Please use this identifier to cite or link to this item:
Title: What Is in a Song? Constructions of Hegemonic Masculinity by Zimbabwean Football Fans
Authors: Ncube, Lyton
Chawana, Fiona
Keywords: football
stadium songs
hegemonic masculinity
Issue Date: 2018
Publisher: Routledge
Series/Report no.: Muziki Journal of Music Research in Africa, Vol.15, Iss.1;
Abstract: Raewyn Connell defines hegemonic masculinity as the most “honoured” way of being a man, and as such all men in patriarchal societies are expected to try to meet the standards of hegemonic masculinity (Connell and Messerschmitt 2005). It can be encountered in a variety of everyday contexts, one of which is sporting events. This article explores the authors’ ethnographic encounters with hegemonic masculinities amongst football fans in Zimbabwe, particularly in the songs they sing. Utilising Connell’s concept of hegemonic masculinity, the authors argue that Zimbabwean football fandom is entangled with hegemonic masculinities. The article demonstrates a simultaneously covert and subtle, but always complex, relationship between football fandom and masculinities, specifically hegemonic masculinity. The study’s major conclusion is that hegemonic masculinity is strongly discursive and occasionally occurs even in seemingly harmless mundane banter, such as stadium songs. Despite the sometimes jovial nature of these performances, there are power undercurrents involved.
ISSN: 1812-5980
Appears in Collections:Research Papers

Files in This Item:
File Description SizeFormat 
lyton.pdfAbstract169.95 kBAdobe PDFThumbnail
Show full item record

Page view(s)

checked on Jul 16, 2024

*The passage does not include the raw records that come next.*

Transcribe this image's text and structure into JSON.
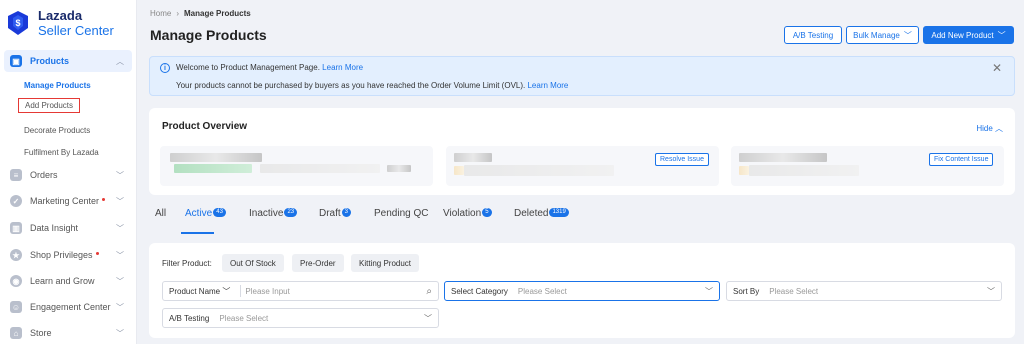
{
  "brand": {
    "name_line1": "Lazada",
    "name_line2": "Seller Center",
    "logo_letter": "$"
  },
  "sidebar": {
    "active_parent": {
      "label": "Products",
      "icon": "box-icon"
    },
    "sub_items": [
      {
        "label": "Manage Products"
      },
      {
        "label": "Add Products"
      },
      {
        "label": "Decorate Products"
      },
      {
        "label": "Fulfilment By Lazada"
      }
    ],
    "items": [
      {
        "label": "Orders",
        "icon": "orders-icon"
      },
      {
        "label": "Marketing Center",
        "icon": "marketing-icon"
      },
      {
        "label": "Data Insight",
        "icon": "chart-icon"
      },
      {
        "label": "Shop Privileges",
        "icon": "privilege-icon"
      },
      {
        "label": "Learn and Grow",
        "icon": "learn-icon"
      },
      {
        "label": "Engagement Center",
        "icon": "engagement-icon"
      },
      {
        "label": "Store",
        "icon": "store-icon"
      }
    ]
  },
  "breadcrumb": {
    "home": "Home",
    "current": "Manage Products"
  },
  "page_title": "Manage Products",
  "toolbar": {
    "ab_testing": "A/B Testing",
    "bulk_manage": "Bulk Manage",
    "add_new": "Add New Product"
  },
  "banner": {
    "line1_text": "Welcome to Product Management Page.",
    "line1_link": "Learn More",
    "line2_text": "Your products cannot be purchased by buyers as you have reached the Order Volume Limit (OVL).",
    "line2_link": "Learn More"
  },
  "overview": {
    "title": "Product Overview",
    "hide": "Hide",
    "resolve_issue": "Resolve Issue",
    "fix_content_issue": "Fix Content Issue"
  },
  "tabs": [
    {
      "label": "All",
      "count": ""
    },
    {
      "label": "Active",
      "count": "43"
    },
    {
      "label": "Inactive",
      "count": "23"
    },
    {
      "label": "Draft",
      "count": "3"
    },
    {
      "label": "Pending QC",
      "count": ""
    },
    {
      "label": "Violation",
      "count": "5"
    },
    {
      "label": "Deleted",
      "count": "1319"
    }
  ],
  "filters": {
    "label": "Filter Product:",
    "chips": [
      "Out Of Stock",
      "Pre-Order",
      "Kitting Product"
    ],
    "product_name": {
      "key": "Product Name",
      "placeholder": "Please Input"
    },
    "category": {
      "key": "Select Category",
      "placeholder": "Please Select"
    },
    "sort_by": {
      "key": "Sort By",
      "placeholder": "Please Select"
    },
    "ab_testing": {
      "key": "A/B Testing",
      "placeholder": "Please Select"
    }
  },
  "colors": {
    "accent": "#1a73e8",
    "banner_bg": "#e3effe",
    "highlight_red": "#e53935"
  }
}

checked on Jul 16, 2024

Google ScholarTM


Items in MSUIR are protected by copyright, with all rights reserved, unless otherwise indicated.